--- Records provided ---
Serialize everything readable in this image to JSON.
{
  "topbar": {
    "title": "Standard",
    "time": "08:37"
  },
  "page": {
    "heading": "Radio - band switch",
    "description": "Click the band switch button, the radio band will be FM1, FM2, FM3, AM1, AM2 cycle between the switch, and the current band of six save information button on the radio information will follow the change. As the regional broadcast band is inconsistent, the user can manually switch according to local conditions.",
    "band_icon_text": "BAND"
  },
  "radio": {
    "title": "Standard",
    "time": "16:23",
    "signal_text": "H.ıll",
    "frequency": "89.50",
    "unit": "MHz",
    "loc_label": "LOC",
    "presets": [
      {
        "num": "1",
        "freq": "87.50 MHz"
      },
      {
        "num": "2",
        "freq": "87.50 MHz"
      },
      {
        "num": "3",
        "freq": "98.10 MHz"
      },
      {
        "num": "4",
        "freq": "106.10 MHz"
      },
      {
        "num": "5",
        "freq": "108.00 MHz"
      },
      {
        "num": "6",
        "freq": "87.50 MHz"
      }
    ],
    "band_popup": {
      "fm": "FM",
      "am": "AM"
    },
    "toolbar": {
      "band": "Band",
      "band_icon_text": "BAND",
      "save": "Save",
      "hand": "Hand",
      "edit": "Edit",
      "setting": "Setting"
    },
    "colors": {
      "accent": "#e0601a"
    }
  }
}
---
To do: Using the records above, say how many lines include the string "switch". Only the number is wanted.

Reply: 2